Directions for this task →
For the data below, work out how many lines include the string "your" and report only the number.

Source material →
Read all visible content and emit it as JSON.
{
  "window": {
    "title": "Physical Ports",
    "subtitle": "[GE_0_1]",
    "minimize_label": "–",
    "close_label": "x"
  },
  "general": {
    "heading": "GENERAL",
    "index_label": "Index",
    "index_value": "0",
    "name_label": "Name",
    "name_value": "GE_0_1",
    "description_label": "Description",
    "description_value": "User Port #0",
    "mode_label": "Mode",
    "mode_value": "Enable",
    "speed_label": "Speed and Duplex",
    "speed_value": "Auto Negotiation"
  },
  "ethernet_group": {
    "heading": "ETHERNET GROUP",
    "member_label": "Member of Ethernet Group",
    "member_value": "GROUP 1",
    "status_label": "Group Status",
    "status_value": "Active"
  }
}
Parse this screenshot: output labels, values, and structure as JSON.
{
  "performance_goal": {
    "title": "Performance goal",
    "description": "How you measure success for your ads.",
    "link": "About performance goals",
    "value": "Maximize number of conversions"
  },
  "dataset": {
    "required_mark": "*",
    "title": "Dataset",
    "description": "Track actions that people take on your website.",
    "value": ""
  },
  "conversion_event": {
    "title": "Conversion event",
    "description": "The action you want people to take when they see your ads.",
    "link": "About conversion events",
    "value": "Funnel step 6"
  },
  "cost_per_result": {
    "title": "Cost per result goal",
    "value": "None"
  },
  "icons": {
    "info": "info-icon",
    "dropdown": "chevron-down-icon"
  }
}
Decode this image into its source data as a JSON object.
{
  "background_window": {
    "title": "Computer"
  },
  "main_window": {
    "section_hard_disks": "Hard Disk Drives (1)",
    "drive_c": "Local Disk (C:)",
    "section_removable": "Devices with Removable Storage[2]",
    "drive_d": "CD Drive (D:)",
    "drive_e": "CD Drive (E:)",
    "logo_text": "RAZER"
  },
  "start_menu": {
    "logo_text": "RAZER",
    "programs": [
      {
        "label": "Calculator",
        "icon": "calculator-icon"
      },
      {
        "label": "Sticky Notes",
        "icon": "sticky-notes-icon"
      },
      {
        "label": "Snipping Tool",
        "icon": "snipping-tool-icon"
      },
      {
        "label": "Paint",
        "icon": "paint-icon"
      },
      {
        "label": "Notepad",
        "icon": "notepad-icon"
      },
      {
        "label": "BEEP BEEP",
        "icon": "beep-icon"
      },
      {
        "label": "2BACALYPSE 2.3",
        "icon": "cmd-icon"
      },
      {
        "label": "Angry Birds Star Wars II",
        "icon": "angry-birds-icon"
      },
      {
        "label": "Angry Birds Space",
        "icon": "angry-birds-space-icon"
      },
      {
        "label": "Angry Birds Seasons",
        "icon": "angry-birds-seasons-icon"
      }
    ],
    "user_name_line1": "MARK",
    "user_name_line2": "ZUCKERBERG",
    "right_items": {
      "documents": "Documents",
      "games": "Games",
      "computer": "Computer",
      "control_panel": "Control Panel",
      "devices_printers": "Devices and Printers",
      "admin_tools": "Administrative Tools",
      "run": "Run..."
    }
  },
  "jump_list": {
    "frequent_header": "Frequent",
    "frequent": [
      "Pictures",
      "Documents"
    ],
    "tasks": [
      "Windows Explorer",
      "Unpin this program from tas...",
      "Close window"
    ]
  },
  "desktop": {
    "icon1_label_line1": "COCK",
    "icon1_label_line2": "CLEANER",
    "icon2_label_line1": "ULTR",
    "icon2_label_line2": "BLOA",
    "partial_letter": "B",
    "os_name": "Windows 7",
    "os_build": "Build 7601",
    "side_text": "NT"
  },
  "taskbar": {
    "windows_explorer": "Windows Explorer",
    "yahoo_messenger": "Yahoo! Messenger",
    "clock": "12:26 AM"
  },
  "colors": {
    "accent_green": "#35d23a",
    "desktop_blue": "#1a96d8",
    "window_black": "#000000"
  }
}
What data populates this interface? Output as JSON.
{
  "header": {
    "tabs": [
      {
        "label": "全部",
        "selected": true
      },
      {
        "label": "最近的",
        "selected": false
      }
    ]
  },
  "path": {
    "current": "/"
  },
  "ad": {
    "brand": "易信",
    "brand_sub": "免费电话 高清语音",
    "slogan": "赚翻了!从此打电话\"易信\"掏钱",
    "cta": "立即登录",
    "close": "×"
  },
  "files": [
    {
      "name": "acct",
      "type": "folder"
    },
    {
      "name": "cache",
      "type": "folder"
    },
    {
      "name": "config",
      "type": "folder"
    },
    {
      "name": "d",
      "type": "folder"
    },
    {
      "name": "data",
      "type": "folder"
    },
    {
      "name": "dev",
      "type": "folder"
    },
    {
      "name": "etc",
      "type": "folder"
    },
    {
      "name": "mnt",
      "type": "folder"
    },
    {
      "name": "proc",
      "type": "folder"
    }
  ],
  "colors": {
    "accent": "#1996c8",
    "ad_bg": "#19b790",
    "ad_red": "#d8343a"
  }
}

Reply →
3